The granting of a state-assisted funeral to the late Elvis Nyathi by the Zimbabwean government has elicited mixed emotions with some opposition political parties saying the state must strive to create opportunities that prosper life rather than pay for funeral costs.
On Wednesday, Chief Secretary to the President and Cabinet, Dr Misheck Sibanda, confirmed that President Emmerson Mnangagwa accorded a state-assisted funeral to Nyathi, who was burnt to death in Diepsloot, north of Johannesburg in what has been described as an act of xenophobia.
ZAPU national spokesperson, Msongwela Ndlovu said under normal circumstances, the government should be commended but, in this case, it was responsible for causing the suffering of Zimbabweans in and out of the country.
“News reaching us is that Mnangagwa has granted Elvis Nyathi a state-assisted funeral. Under normal circumstances, we should be grateful and commend the government. But as ZAPU, if indeed true, we find this gesture an insult to every Zimbabwean. A government must provide state-assisted life not a funeral,” he told CITE.
Ndlovu highlighted that a government must create opportunities that better the lives of its citizens.
“The government must never be an undertaker or a funeral parlour. It should provide opportunities to its citizens to thrive and prosper in their country of birth. The grand deception of earning credit for man-made problems must be exposed for what it is, a political fraud,” said the party spokesperson.
However, the Council for Churches in Africa (CCA), made up of several indigenous churches, partners, affiliate organisations and entities welcomed the gesture.

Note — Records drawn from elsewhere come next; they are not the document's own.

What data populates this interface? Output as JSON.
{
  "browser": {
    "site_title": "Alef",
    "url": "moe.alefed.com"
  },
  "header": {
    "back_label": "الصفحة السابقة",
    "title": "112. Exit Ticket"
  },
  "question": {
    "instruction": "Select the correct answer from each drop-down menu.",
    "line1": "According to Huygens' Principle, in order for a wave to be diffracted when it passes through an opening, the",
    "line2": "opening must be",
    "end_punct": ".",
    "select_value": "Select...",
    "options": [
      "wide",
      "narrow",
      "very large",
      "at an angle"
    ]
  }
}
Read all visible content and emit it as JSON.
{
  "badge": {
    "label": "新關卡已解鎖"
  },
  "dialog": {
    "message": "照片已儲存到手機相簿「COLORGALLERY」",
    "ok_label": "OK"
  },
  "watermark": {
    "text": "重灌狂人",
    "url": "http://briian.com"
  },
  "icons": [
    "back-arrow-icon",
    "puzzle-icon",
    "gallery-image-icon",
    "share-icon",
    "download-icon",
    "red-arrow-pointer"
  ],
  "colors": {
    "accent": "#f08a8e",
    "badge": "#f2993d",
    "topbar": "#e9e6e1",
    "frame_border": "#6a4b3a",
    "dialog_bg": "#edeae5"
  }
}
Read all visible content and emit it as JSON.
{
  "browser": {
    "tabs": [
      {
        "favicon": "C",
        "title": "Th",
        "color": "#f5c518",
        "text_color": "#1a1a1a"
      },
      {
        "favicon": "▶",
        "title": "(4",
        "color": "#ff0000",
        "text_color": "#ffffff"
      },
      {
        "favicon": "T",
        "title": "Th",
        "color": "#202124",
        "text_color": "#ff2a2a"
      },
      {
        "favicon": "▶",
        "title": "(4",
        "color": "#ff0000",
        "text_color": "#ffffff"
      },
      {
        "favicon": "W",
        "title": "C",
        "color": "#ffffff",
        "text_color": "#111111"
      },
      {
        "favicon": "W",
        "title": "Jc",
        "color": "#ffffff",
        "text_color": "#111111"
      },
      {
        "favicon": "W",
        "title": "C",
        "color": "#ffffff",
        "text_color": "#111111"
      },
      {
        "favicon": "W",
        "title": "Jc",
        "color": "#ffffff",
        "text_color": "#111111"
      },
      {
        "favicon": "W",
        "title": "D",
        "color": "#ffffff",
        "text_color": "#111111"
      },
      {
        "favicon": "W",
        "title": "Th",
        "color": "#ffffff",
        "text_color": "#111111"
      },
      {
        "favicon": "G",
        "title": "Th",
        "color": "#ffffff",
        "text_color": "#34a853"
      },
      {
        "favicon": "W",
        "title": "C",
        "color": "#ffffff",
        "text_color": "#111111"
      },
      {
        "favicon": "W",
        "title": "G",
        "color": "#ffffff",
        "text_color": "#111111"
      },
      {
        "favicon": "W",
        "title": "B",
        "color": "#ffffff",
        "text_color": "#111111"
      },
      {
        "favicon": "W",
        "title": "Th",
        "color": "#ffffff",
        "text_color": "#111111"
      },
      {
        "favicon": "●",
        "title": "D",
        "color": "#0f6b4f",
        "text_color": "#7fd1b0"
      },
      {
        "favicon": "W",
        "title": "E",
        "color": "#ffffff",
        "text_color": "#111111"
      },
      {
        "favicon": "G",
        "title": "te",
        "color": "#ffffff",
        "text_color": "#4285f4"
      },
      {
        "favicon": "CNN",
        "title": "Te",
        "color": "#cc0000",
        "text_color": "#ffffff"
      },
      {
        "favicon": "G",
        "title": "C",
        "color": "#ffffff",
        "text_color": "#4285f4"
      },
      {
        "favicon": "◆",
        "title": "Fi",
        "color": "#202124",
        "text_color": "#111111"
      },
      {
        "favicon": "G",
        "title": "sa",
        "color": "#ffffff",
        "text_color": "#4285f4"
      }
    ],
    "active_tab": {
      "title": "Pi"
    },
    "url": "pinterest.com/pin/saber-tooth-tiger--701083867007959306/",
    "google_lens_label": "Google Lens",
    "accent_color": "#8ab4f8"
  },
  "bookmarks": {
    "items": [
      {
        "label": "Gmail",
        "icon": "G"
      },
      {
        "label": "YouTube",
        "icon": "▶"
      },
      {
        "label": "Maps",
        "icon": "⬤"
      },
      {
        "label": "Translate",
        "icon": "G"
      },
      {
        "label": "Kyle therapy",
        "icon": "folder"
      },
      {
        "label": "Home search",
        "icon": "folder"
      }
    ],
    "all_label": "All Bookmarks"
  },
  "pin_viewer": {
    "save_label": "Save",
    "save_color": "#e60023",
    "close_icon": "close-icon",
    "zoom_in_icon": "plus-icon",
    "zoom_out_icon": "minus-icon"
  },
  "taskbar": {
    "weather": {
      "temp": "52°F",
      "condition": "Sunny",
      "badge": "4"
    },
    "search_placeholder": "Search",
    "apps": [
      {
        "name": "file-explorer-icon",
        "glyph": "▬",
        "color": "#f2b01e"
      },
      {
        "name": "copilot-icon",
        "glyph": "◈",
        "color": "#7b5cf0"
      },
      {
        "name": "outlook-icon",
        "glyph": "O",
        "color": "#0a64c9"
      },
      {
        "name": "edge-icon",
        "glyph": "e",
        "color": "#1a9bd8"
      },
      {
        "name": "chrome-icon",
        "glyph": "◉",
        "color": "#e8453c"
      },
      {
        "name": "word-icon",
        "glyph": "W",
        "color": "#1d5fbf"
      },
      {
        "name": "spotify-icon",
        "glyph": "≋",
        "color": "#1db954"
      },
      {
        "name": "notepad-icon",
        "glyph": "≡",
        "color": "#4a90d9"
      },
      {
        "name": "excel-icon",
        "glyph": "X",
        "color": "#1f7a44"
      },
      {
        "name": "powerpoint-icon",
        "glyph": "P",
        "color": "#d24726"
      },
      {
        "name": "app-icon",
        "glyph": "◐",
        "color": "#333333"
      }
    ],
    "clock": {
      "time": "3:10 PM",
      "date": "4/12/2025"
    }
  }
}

“This state-assisted funeral grant has come as a relief to both families, relatives, friends and other authorities who had faced difficulties in repatriation of the late Elvis Nyathi’s remains,” CCA’s Department of Regional Justice, Peace and Conflict Resolution Affairs in a press statement.
“According to its citizens who have faced several challenges including the relief accorded to the Nyathi family is the true definition for contemporary leadership that Africa needs and a signal of caring government or administration.”
As indigenous churches representatives’ body in Africa, CCA urged all its affiliate churches and partners to assist their respective governments so that its duties and services to the citizens were realised.
“The Zimbabwean government set a good example by extending such a gesture during this period when the bereaved need assistance,” said the religious organisation, which also condemned xenophobic sentiments made against Africans.
“The attack on African Brothers and Sisters is against the founding principles and values of Ubuntu which indigenous churches have advocated for since time immemorial. Africa needs to unite in the same spirit that churches endeavour to bridge the gaps of divisions, and as CCA’s department of Regional Justice, Peace and Conflict Resolution Affairs, we will strive to use the resources that we have in making sure that peace will become a reality in some sections rather than a rhetoric.”
CCA’s Department of Regional Justice, Peace and Conflict Resolution Affairs noted it also sought to remove narratives that divide indigenous churches’ role in preaching peace.
“Hate speech and violence remain the major problems in Africa and as churches, we will strive to preach peace and craft initiatives that seek to unite rather than divide,” said the religious organisation.